13 May 2010 10:27

Moscow press review for May 13, 2010

MOSCOW. May 13 (Interfax) - The following is a digest of Moscow newspapers published on May 13. Interfax does not accept liability for information in these stories.


Bashneft is negotiating with Aspek, based in Udmurt, to take over its oil products retail business, Interfax reported on Wednesday citing a source from the Udmurt government. A Bashneft spokesperson confirmed that talks were being held. Aspek was founded by Viktor Khoroshavtsev, a former Federation Council member from Udmurtia, who was appointed Bashneft president in 2009. He controls over 64% in the Udmurt holding's parental company, OAO Aspek ('Seller To Self', see also Kommersant, page 11, 'Bashneft to Get Gas Stations Through Connections').

As of April 1, there were 49 banks in Russia with capital lower than 90 million rubles, the capital adequacy threshold set at the beginning of the year, with capital at 42 of the banks lower than 45 million rubles, according to the Central Bank. When the law on capital adequacy was adopted in 2009, there were 145 such banks, Central Bank Licensing and Financial Rehabilitation Department Director, Mikhail Sukhov, said at the time. Most of these banks (122) have increased their capital since, and the rest have been transformed into non-banking lending institutions, merged with larger banks, or ceased to exist. The last time the Central Bank withdrew a license from a bank because of insufficient capital was in March ('Central Bank Exceptions').

The government is likely to allow Russian Railways to not pay dividends for 2009, and the Transport Ministry and the Federal Property Management Agency (Rosimushchestvo) agreed upon a directive on this account for the government representatives at the company's board of directors, a source close to the board told Vedomosti. The board of directors meeting will be held until the end of May, a Russian Railways source said, declining further comments. Rosimushchestvo and the Economic Development Ministry also refrained from comments, and a Transport Ministry spokesperson said only that the ministry had supported the directive. Russian Railways did not pay dividends for 2008 because of the economic crisis ('Russian Railways Won't Pay').

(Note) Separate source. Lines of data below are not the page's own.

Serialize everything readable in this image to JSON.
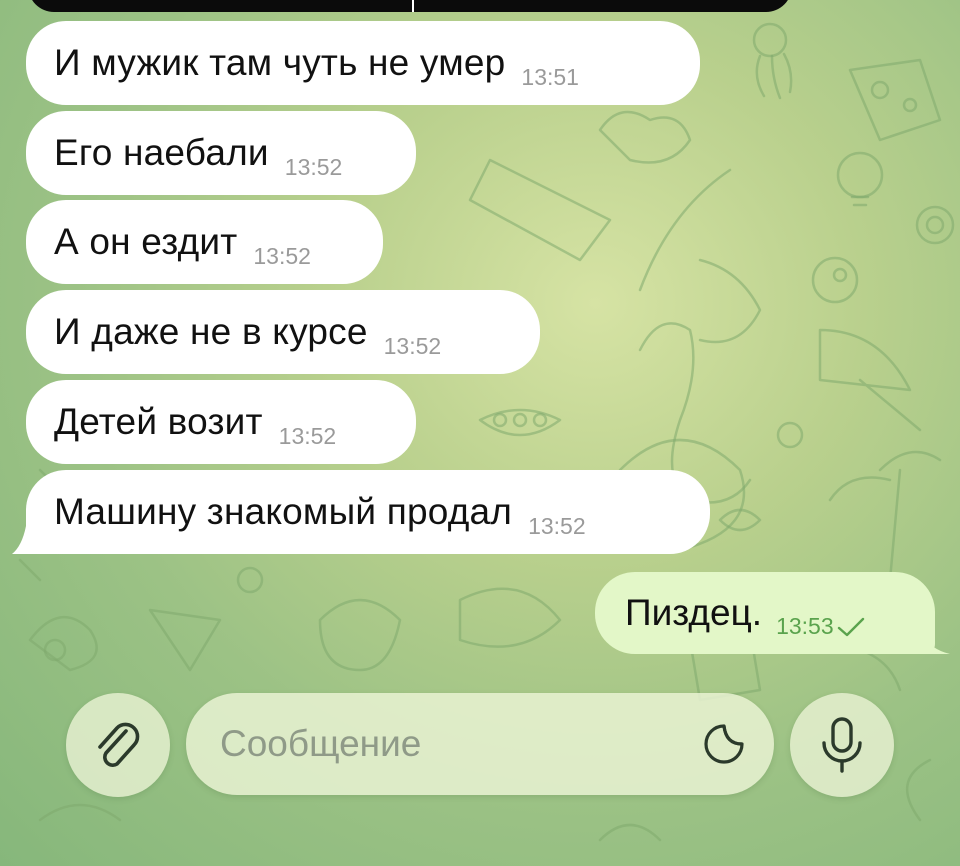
{
  "messages_in": [
    {
      "text": "И мужик там чуть не умер",
      "time": "13:51"
    },
    {
      "text": "Его наебали",
      "time": "13:52"
    },
    {
      "text": "А он ездит",
      "time": "13:52"
    },
    {
      "text": "И даже не в курсе",
      "time": "13:52"
    },
    {
      "text": "Детей возит",
      "time": "13:52"
    },
    {
      "text": "Машину знакомый продал",
      "time": "13:52"
    }
  ],
  "message_out": {
    "text": "Пиздец.",
    "time": "13:53",
    "status_icon": "check-icon"
  },
  "composer": {
    "placeholder": "Сообщение",
    "value": "",
    "attach_icon": "paperclip-icon",
    "sticker_icon": "sticker-icon",
    "mic_icon": "microphone-icon"
  },
  "colors": {
    "incoming_bubble": "#ffffff",
    "outgoing_bubble": "#e3f7c8",
    "outgoing_time": "#5aa34d",
    "incoming_time": "#9a9a9a",
    "wallpaper": "#b9d08d"
  }
}
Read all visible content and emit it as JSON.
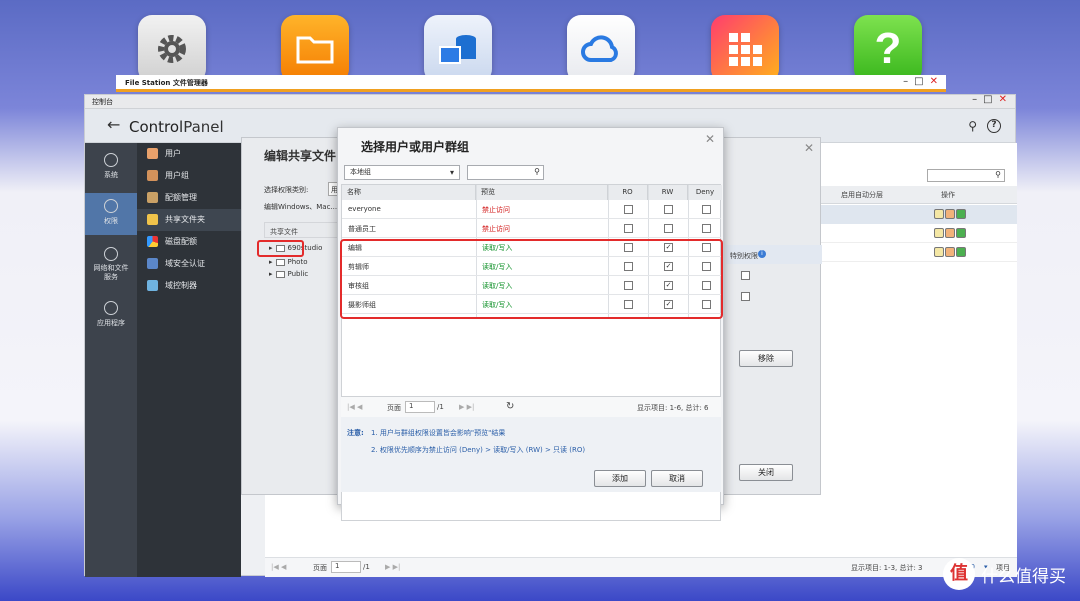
{
  "desktop": {
    "icons": [
      "gear-icon",
      "folder-icon",
      "storage-icon",
      "cloud-icon",
      "apps-icon",
      "help-icon"
    ]
  },
  "file_station": {
    "title": "File Station 文件管理器"
  },
  "control_panel_window": {
    "title": "控制台",
    "logo_a": "Control",
    "logo_b": "Panel"
  },
  "left_nav": [
    {
      "label": "系统"
    },
    {
      "label": "权限"
    },
    {
      "label": "网络和文件服务"
    },
    {
      "label": "应用程序"
    }
  ],
  "sub_nav": [
    {
      "label": "用户"
    },
    {
      "label": "用户组"
    },
    {
      "label": "配额管理"
    },
    {
      "label": "共享文件夹"
    },
    {
      "label": "磁盘配额"
    },
    {
      "label": "域安全认证"
    },
    {
      "label": "域控制器"
    }
  ],
  "main": {
    "col_tier": "启用自动分层",
    "col_op": "操作",
    "pager_page": "页面",
    "pager_val": "1",
    "pager_total": "/1",
    "status": "显示项目: 1-3, 总计: 3",
    "show": "显示",
    "show_val": "10",
    "items": "项目"
  },
  "edit_dialog": {
    "title": "编辑共享文件",
    "perm_type_label": "选择权限类别:",
    "perm_type_val": "用",
    "desc": "编辑Windows、Mac...",
    "tree_header": "共享文件",
    "folders": [
      "690studio",
      "Photo",
      "Public"
    ],
    "special_perm": "特别权限",
    "remove": "移除",
    "close": "关闭"
  },
  "select_dialog": {
    "title": "选择用户或用户群组",
    "scope": "本地组",
    "search_placeholder": "",
    "headers": {
      "name": "名称",
      "preview": "预览",
      "ro": "RO",
      "rw": "RW",
      "deny": "Deny"
    },
    "rows": [
      {
        "name": "everyone",
        "preview": "禁止访问",
        "ro": false,
        "rw": false,
        "deny": false,
        "kind": "deny"
      },
      {
        "name": "普通员工",
        "preview": "禁止访问",
        "ro": false,
        "rw": false,
        "deny": false,
        "kind": "deny"
      },
      {
        "name": "编辑",
        "preview": "读取/写入",
        "ro": false,
        "rw": true,
        "deny": false,
        "kind": "rw"
      },
      {
        "name": "剪辑师",
        "preview": "读取/写入",
        "ro": false,
        "rw": true,
        "deny": false,
        "kind": "rw"
      },
      {
        "name": "审核组",
        "preview": "读取/写入",
        "ro": false,
        "rw": true,
        "deny": false,
        "kind": "rw"
      },
      {
        "name": "摄影师组",
        "preview": "读取/写入",
        "ro": false,
        "rw": true,
        "deny": false,
        "kind": "rw"
      }
    ],
    "pager": {
      "page_label": "页面",
      "page_val": "1",
      "page_total": "/1",
      "status": "显示项目: 1-6, 总计: 6"
    },
    "note_label": "注意:",
    "notes": [
      "1. 用户与群组权限设置皆会影响\"预览\"结果",
      "2. 权限优先顺序为禁止访问 (Deny) > 读取/写入 (RW) > 只读 (RO)"
    ],
    "add": "添加",
    "cancel": "取消"
  },
  "watermark": {
    "logo": "值",
    "text": "什么值得买"
  }
}
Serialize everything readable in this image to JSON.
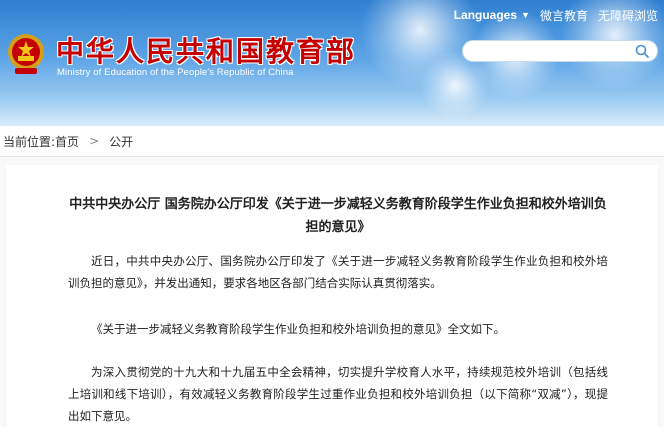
{
  "header": {
    "site_title": "中华人民共和国教育部",
    "site_subtitle": "Ministry of Education of the People's Republic of China",
    "languages_label": "Languages",
    "weiyan_label": "微言教育",
    "accessible_label": "无障碍浏览",
    "search_placeholder": ""
  },
  "breadcrumb": {
    "prefix": "当前位置:",
    "home": "首页",
    "separator": ">",
    "current": "公开"
  },
  "article": {
    "title": "中共中央办公厅 国务院办公厅印发《关于进一步减轻义务教育阶段学生作业负担和校外培训负担的意见》",
    "paragraphs": [
      "近日，中共中央办公厅、国务院办公厅印发了《关于进一步减轻义务教育阶段学生作业负担和校外培训负担的意见》，并发出通知，要求各地区各部门结合实际认真贯彻落实。",
      "《关于进一步减轻义务教育阶段学生作业负担和校外培训负担的意见》全文如下。",
      "为深入贯彻党的十九大和十九届五中全会精神，切实提升学校育人水平，持续规范校外培训（包括线上培训和线下培训），有效减轻义务教育阶段学生过重作业负担和校外培训负担（以下简称“双减”），现提出如下意见。"
    ]
  },
  "colors": {
    "title_red": "#c40000",
    "header_blue": "#2f7fd0"
  },
  "icons": {
    "emblem": "national-emblem-icon",
    "search": "search-icon",
    "dropdown": "caret-down-icon"
  }
}
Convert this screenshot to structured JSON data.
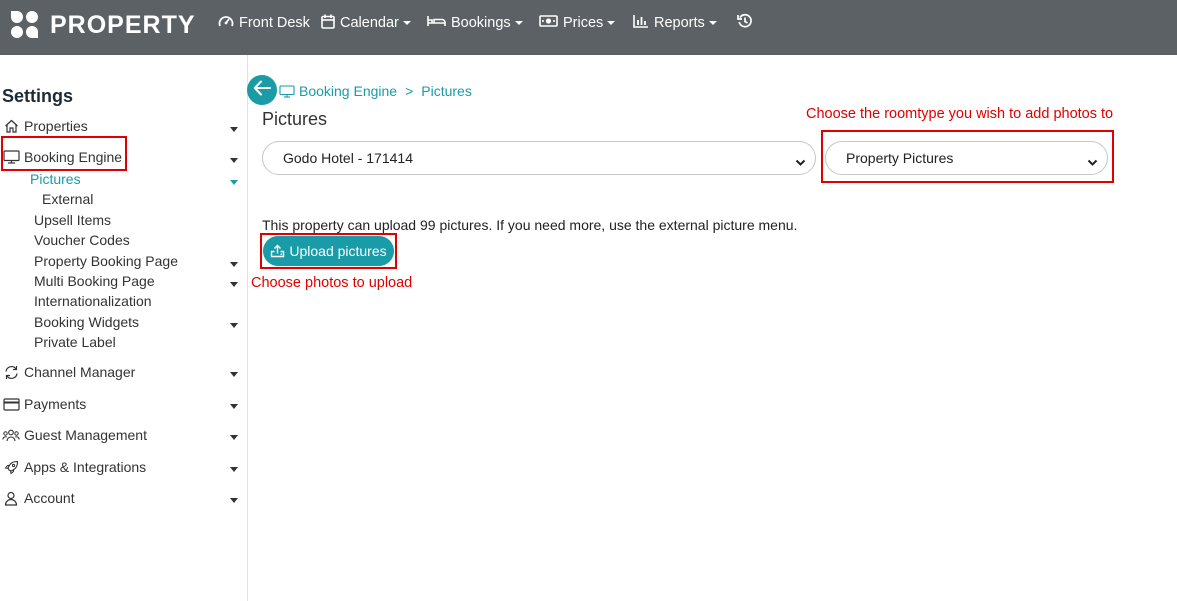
{
  "header": {
    "brand": "PROPERTY",
    "nav": [
      {
        "label": "Front Desk",
        "icon": "gauge-icon",
        "dropdown": false
      },
      {
        "label": "Calendar",
        "icon": "calendar-icon",
        "dropdown": true
      },
      {
        "label": "Bookings",
        "icon": "bed-icon",
        "dropdown": true
      },
      {
        "label": "Prices",
        "icon": "money-icon",
        "dropdown": true
      },
      {
        "label": "Reports",
        "icon": "bar-chart-icon",
        "dropdown": true
      }
    ],
    "history_icon": "history-icon"
  },
  "sidebar": {
    "title": "Settings",
    "items": [
      {
        "label": "Properties",
        "icon": "home-icon"
      },
      {
        "label": "Booking Engine",
        "icon": "monitor-icon"
      },
      {
        "label": "Channel Manager",
        "icon": "sync-icon"
      },
      {
        "label": "Payments",
        "icon": "credit-card-icon"
      },
      {
        "label": "Guest Management",
        "icon": "people-icon"
      },
      {
        "label": "Apps & Integrations",
        "icon": "rocket-icon"
      },
      {
        "label": "Account",
        "icon": "user-icon"
      }
    ],
    "booking_engine_sub": [
      {
        "label": "Pictures"
      },
      {
        "label": "External"
      },
      {
        "label": "Upsell Items"
      },
      {
        "label": "Voucher Codes"
      },
      {
        "label": "Property Booking Page"
      },
      {
        "label": "Multi Booking Page"
      },
      {
        "label": "Internationalization"
      },
      {
        "label": "Booking Widgets"
      },
      {
        "label": "Private Label"
      }
    ]
  },
  "breadcrumb": {
    "root": "Booking Engine",
    "separator": ">",
    "current": "Pictures"
  },
  "page": {
    "title": "Pictures",
    "property_select": "Godo Hotel - 171414",
    "roomtype_select": "Property Pictures",
    "info": "This property can upload 99 pictures. If you need more, use the external picture menu.",
    "upload_label": "Upload pictures"
  },
  "annotations": {
    "roomtype": "Choose the roomtype you wish to add photos to",
    "upload": "Choose photos to upload"
  },
  "colors": {
    "topbar": "#5b6164",
    "accent": "#1a9ba8",
    "annotation": "#e00000"
  }
}
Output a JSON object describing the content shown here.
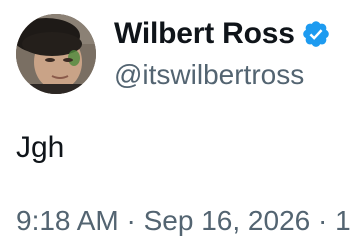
{
  "author": {
    "display_name": "Wilbert Ross",
    "handle": "@itswilbertross",
    "verified_icon": "verified-badge-icon",
    "verified_color": "#1d9bf0"
  },
  "tweet": {
    "text": "Jgh"
  },
  "meta": {
    "time": "9:18 AM",
    "separator": "·",
    "date": "Sep 16, 2026",
    "separator2": "·",
    "views_partial": "1"
  },
  "colors": {
    "primary_text": "#0f1419",
    "secondary_text": "#536471",
    "accent": "#1d9bf0"
  }
}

Russian President Dmitry Medvedev completed his visit to Turkey on Wednesday, during which the two countries signed 17 agreements, which should enable Ankara to draw Russian investment amounting to up to $25 billion. Russia is prepared to offer up to $20 billion for the construction of a nuclear power plant in Turkey and up to $3 billion for the construction of the Samsun-Ceyhan oil pipeline. The Kremlin's generosity was intended to persuade Ankara to allow Russia to build the South Stream gas pipeline through the Turkish shelf in the Black Sea. However, a 'road map' indicating the gas pipeline's route was not signed during the visit (page 8, 'South Stream Not Put on Map').

Another project for gas supplies to Europe bypassing Russia is taking shape. The joint venture AGRI to ship Azeri gas to Romania through Georgia should be registered by June 12. The project envisions the construction of a gas pipeline from Azerbaijan to Georgia, where a gas liquefaction plant should be built to further transport LNG to the EU by tankers. Experts believe Russia will not obstruct the project because of its small scale (page 11, 'Azeri Gas to Go to Europe by Sea').

Oleg Deripaska, the owner and general director of the Basic Element holding group, visited the Prosecutor General's Office headquarters on Wednesday to be questioned by Fernando Andreu, a judge of the National Audience of Spain, the country's top criminal court. Deripaska and Urals Mining and Metals Company (UMMC) owner Iskandar Makhmudov are figuring in a money laundering case involving the so-called Izmailovo criminal group, which is being investigated by Spanish authorities (page 1, 'Oleg Deripaska Could Not Keep Silent As An Honest Man').